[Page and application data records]
──────────────────────────────

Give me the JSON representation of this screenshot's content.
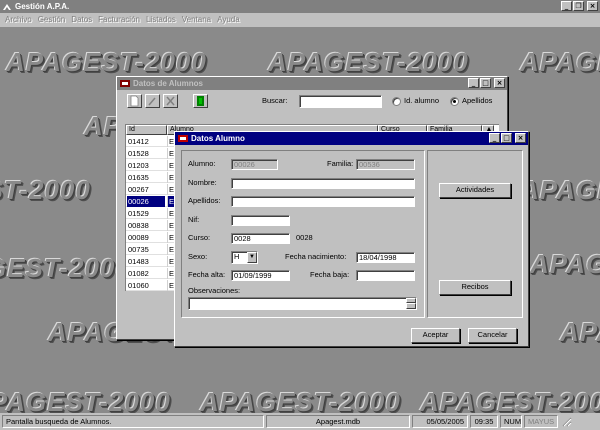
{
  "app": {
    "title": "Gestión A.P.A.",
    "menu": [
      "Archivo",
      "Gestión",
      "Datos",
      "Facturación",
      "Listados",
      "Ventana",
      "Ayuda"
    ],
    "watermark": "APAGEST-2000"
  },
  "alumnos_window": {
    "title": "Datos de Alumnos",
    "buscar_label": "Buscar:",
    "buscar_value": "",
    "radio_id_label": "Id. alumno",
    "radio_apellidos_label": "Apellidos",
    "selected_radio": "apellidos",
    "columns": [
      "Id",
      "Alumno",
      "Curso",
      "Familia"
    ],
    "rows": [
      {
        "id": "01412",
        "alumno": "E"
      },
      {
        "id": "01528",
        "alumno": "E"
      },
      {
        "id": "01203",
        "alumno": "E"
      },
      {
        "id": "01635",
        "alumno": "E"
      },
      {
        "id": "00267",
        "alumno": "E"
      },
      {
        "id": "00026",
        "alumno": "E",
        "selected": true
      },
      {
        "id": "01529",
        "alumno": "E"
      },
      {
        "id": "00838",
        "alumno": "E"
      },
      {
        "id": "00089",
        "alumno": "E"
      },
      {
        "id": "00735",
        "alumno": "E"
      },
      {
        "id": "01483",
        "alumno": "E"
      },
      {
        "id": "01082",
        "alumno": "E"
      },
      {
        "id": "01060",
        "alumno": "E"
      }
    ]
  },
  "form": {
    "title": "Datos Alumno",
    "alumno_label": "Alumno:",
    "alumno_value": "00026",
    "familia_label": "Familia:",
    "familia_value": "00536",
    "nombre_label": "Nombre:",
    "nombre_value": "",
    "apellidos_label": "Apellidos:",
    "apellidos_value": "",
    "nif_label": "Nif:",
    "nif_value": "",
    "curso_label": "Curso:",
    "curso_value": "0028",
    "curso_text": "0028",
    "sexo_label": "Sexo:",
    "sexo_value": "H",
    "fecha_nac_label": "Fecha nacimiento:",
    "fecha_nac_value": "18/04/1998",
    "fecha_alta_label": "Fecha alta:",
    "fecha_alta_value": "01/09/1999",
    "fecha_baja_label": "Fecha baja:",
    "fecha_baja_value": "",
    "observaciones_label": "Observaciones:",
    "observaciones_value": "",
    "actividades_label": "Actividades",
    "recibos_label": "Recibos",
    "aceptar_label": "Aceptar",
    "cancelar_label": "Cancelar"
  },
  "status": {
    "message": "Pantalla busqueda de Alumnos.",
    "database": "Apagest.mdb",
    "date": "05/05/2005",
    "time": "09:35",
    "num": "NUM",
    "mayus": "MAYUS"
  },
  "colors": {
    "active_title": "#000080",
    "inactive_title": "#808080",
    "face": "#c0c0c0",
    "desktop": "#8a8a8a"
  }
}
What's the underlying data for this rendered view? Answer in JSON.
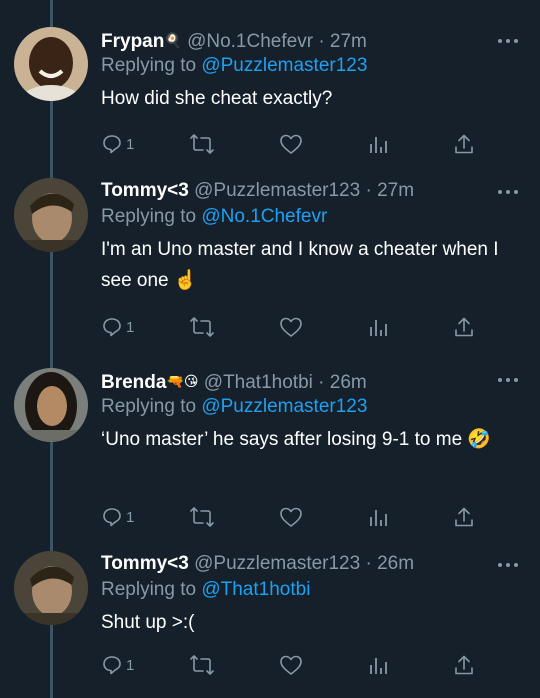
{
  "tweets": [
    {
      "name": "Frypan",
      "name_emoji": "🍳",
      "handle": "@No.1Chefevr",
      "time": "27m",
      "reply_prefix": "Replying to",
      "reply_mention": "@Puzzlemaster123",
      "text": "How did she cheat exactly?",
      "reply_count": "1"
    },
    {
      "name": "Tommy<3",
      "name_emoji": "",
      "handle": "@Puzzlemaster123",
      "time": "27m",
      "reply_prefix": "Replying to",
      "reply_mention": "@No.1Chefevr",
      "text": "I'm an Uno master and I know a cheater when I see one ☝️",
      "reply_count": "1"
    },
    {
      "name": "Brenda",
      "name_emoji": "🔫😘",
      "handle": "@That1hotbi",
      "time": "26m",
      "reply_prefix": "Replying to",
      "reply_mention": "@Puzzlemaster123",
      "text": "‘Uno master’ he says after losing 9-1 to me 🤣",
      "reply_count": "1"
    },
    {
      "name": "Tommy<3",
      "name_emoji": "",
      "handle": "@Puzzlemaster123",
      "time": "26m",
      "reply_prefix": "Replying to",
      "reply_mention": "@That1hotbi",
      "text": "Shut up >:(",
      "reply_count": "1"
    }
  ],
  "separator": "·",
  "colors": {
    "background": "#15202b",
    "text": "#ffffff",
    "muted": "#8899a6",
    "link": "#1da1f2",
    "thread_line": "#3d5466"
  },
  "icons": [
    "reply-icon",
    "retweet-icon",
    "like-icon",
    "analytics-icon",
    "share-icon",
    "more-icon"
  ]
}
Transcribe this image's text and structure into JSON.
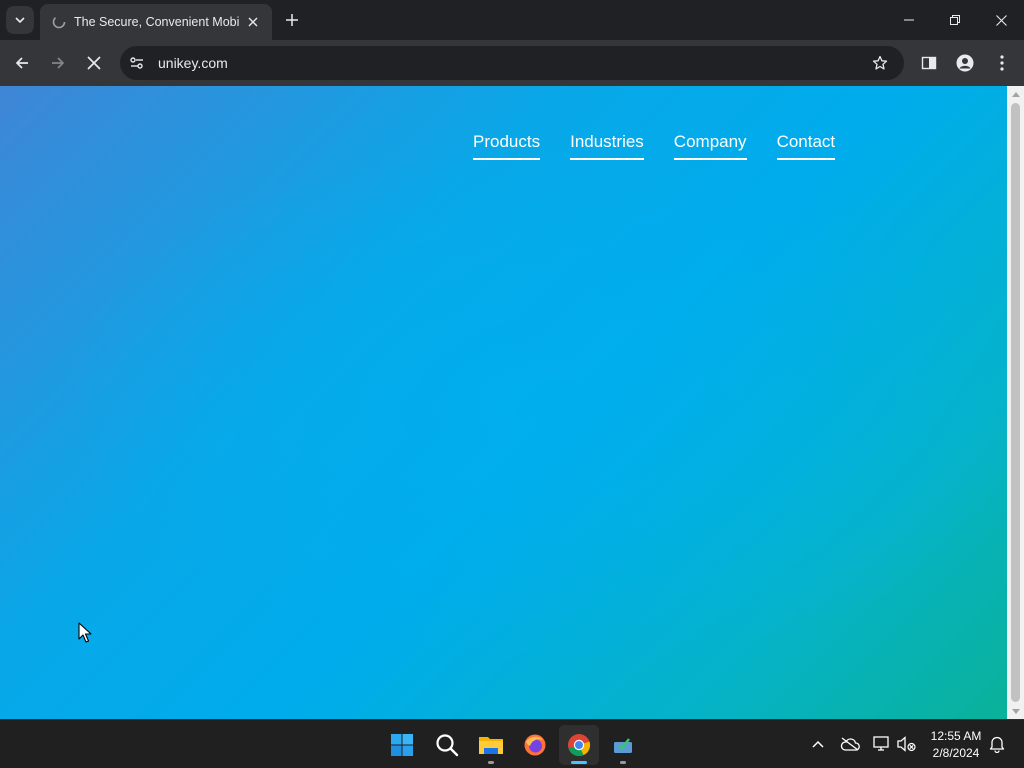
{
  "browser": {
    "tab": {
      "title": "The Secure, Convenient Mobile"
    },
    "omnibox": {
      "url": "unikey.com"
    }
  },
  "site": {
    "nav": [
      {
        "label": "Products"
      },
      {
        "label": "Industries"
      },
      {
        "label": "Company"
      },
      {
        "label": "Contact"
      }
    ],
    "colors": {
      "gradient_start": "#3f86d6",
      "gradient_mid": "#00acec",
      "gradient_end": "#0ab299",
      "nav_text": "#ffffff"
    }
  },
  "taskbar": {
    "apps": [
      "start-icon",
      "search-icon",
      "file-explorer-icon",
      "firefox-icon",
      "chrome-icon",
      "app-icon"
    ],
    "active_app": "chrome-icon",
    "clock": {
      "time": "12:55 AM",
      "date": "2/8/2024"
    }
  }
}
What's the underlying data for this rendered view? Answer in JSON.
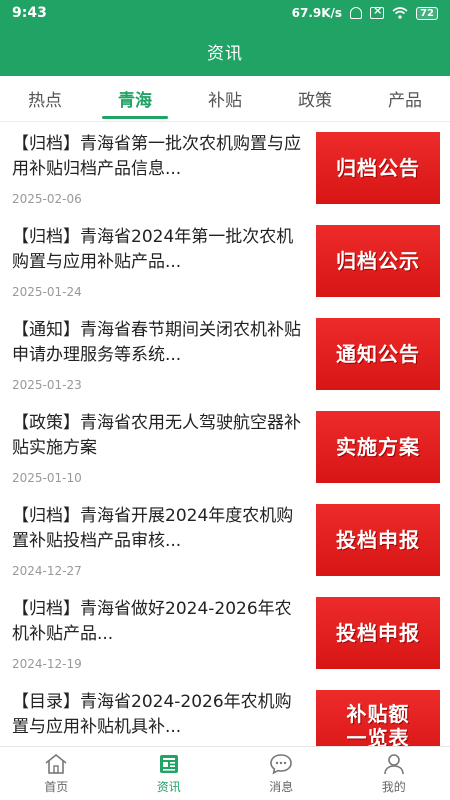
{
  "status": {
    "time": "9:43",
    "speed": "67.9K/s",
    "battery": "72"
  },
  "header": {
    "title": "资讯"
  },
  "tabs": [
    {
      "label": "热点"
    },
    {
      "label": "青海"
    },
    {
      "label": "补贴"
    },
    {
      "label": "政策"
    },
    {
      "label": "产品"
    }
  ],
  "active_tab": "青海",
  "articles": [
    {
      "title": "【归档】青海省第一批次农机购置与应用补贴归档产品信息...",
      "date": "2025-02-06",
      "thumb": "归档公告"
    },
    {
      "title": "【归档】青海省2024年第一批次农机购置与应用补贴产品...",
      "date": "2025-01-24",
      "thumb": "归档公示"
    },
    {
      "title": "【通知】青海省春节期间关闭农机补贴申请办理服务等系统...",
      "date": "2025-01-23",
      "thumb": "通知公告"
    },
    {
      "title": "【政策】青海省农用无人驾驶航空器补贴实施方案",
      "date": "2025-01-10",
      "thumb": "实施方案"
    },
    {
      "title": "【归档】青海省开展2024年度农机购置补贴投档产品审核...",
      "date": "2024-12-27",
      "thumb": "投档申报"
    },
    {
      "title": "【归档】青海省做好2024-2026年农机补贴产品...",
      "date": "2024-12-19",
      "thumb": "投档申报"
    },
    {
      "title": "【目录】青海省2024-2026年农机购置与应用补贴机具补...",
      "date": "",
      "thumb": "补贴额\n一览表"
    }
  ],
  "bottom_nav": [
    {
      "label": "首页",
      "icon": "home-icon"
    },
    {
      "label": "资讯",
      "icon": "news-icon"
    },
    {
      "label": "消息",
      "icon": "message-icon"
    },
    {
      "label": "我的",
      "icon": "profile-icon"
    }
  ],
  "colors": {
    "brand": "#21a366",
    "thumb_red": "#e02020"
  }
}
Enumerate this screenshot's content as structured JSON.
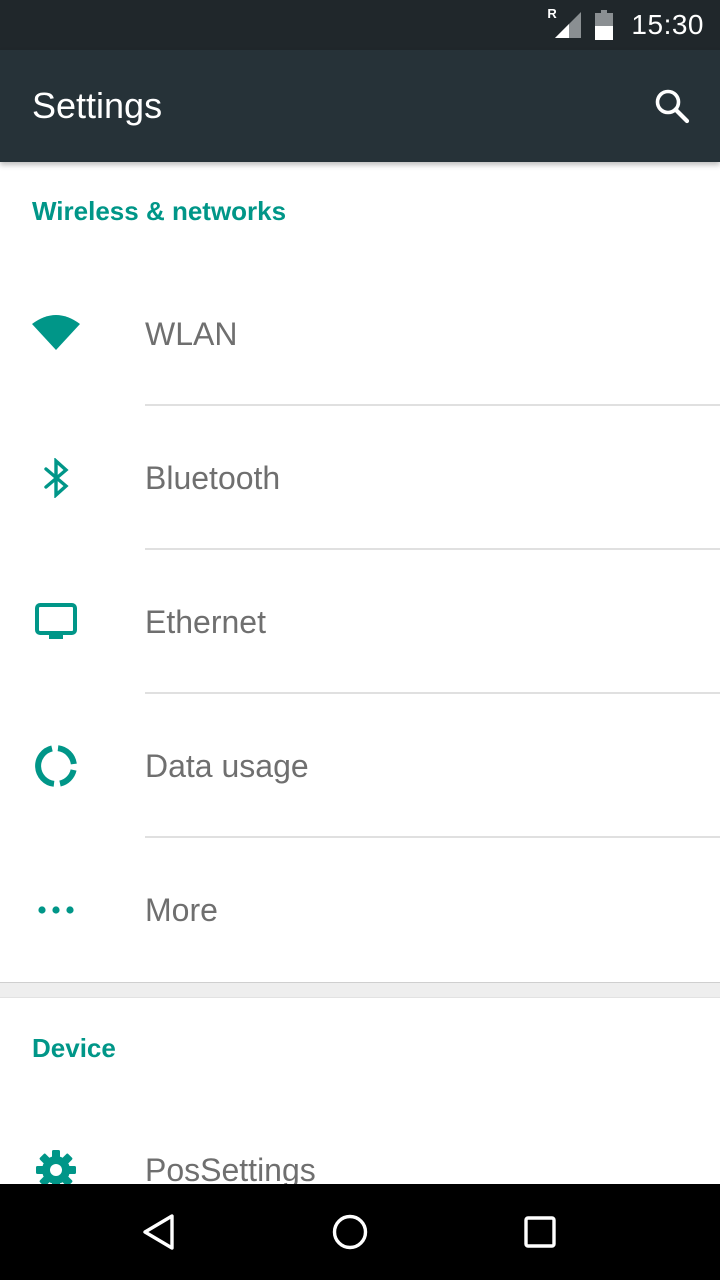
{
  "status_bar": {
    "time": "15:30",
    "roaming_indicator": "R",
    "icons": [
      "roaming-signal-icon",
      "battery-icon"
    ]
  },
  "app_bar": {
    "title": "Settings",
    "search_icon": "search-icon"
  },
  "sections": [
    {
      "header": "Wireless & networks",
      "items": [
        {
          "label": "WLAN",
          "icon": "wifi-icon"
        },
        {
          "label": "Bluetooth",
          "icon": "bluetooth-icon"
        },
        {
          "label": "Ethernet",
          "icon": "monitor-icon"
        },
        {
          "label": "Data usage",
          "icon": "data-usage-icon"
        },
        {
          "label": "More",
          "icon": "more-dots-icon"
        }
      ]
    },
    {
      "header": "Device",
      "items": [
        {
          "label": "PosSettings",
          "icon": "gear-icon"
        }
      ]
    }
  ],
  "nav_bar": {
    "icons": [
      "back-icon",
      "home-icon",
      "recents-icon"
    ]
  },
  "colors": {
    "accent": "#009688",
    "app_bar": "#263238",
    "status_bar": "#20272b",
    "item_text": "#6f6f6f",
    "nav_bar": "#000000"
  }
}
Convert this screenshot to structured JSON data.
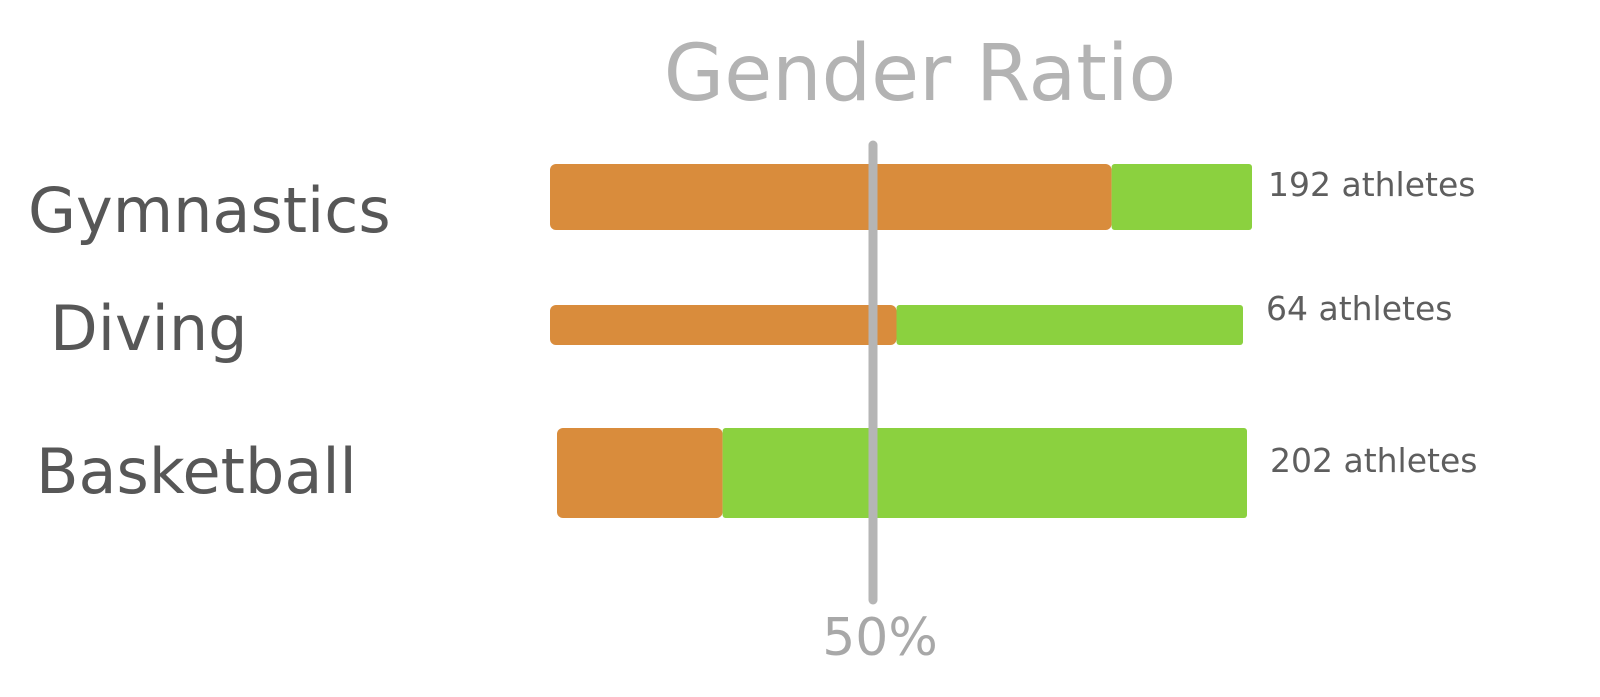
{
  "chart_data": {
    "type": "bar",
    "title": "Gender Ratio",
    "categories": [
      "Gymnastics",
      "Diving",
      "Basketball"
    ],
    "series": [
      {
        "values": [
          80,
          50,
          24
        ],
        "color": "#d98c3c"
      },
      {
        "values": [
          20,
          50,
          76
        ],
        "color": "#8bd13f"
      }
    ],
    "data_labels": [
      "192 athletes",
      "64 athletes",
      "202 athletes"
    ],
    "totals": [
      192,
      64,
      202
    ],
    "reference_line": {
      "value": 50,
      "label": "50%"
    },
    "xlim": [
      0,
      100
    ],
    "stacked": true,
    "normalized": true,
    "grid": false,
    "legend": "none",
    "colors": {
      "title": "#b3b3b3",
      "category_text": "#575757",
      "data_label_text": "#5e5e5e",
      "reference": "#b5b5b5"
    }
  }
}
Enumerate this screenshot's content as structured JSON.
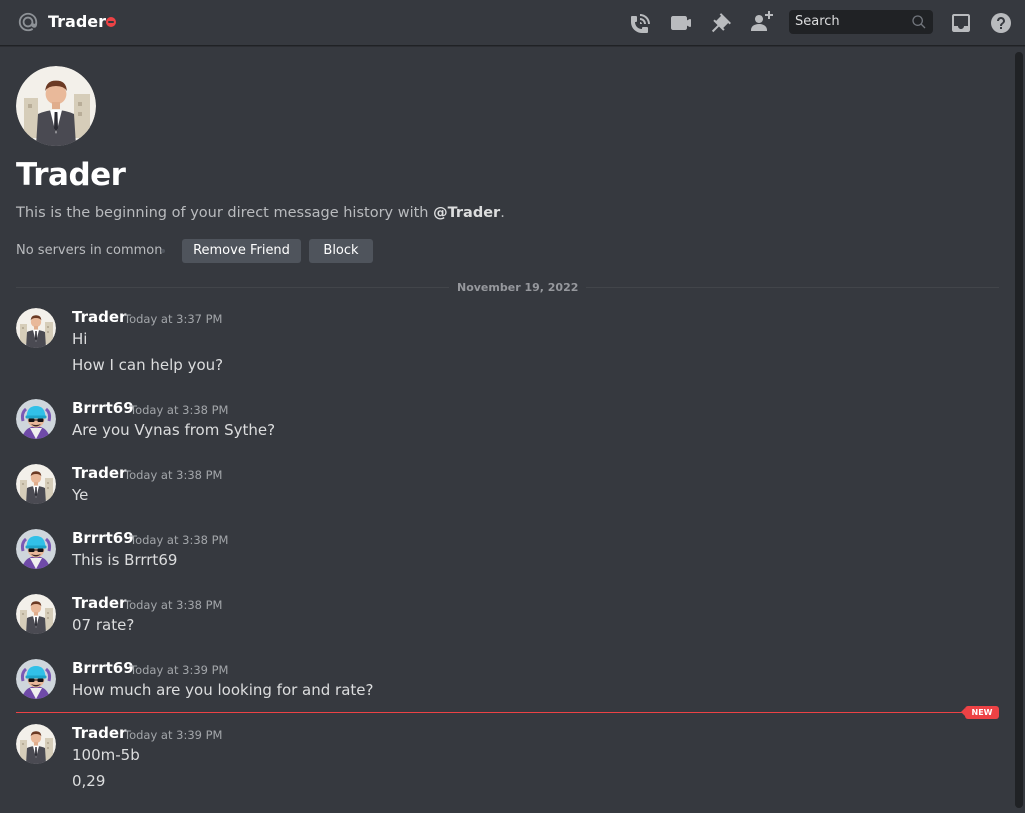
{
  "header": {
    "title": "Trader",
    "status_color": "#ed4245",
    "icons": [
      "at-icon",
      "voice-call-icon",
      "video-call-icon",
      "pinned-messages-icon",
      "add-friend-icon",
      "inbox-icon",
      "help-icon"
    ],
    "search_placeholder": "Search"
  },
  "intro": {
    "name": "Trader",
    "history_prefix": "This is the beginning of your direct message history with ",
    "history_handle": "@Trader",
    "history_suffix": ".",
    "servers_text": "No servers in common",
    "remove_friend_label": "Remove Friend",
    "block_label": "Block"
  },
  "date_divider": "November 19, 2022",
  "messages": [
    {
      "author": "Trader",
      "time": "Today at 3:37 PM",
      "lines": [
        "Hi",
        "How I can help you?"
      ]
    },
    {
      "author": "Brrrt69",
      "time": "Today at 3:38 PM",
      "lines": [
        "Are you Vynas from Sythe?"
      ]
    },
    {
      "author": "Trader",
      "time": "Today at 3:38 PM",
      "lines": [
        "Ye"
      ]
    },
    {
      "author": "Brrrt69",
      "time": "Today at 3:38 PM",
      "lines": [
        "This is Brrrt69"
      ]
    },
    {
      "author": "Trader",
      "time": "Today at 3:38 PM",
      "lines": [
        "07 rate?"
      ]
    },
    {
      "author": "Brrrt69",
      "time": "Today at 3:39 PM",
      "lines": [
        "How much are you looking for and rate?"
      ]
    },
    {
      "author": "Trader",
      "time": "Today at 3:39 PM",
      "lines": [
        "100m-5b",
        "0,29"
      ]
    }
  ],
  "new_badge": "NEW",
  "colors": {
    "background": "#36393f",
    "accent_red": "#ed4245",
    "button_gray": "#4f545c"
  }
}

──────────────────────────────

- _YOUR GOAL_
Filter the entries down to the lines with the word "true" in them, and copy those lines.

- _RESPONSE TO THIS EXERCISE_
        "selected": true
    "stacked": true,
    "normalized": true,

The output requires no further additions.